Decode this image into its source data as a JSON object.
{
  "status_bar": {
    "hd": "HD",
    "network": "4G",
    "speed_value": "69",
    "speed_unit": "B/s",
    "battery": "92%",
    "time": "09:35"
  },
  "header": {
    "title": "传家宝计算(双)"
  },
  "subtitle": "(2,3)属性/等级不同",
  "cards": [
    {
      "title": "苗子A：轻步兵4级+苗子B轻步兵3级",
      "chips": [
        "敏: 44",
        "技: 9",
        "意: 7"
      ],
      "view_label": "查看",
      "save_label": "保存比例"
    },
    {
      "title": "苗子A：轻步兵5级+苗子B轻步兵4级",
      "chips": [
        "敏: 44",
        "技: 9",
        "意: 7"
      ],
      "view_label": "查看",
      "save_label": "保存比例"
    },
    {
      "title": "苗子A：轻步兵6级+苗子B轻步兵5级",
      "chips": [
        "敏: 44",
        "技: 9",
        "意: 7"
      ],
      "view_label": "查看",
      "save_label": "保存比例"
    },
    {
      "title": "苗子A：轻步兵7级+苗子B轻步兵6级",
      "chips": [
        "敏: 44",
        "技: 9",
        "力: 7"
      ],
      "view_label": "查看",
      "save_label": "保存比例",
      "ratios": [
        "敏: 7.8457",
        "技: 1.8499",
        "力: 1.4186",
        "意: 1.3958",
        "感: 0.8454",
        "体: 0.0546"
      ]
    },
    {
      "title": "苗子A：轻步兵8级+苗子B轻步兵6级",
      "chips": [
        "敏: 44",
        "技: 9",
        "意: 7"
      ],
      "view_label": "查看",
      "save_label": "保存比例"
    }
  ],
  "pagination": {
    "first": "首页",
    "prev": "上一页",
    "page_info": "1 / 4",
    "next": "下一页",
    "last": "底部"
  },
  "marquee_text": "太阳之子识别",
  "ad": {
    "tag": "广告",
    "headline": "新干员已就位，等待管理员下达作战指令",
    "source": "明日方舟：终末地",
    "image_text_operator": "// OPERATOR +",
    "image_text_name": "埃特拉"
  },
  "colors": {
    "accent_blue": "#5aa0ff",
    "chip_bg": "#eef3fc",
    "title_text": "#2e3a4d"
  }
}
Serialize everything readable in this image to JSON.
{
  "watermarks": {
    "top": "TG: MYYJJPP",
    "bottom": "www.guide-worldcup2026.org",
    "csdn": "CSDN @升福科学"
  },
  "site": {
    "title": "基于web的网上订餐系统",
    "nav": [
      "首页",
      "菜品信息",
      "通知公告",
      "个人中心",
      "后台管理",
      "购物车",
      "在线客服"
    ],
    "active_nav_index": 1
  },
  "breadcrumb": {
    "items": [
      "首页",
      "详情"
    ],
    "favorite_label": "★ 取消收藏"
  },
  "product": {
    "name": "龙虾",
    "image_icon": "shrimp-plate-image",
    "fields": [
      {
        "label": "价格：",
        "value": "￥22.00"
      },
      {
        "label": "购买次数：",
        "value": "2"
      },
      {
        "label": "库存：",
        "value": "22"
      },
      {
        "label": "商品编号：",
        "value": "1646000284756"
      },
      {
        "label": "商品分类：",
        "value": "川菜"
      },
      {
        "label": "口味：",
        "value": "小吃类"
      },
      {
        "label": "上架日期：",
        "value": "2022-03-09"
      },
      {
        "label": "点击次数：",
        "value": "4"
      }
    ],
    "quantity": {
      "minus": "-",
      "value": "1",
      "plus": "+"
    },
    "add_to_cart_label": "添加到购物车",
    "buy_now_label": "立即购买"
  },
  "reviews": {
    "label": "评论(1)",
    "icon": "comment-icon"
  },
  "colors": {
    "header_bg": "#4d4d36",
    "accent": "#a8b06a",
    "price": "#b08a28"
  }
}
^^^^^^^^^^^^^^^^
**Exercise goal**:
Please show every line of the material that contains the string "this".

**Written solution**:
Decode this image into its source data as a JSON object.
Serialize everything readable in this image to JSON.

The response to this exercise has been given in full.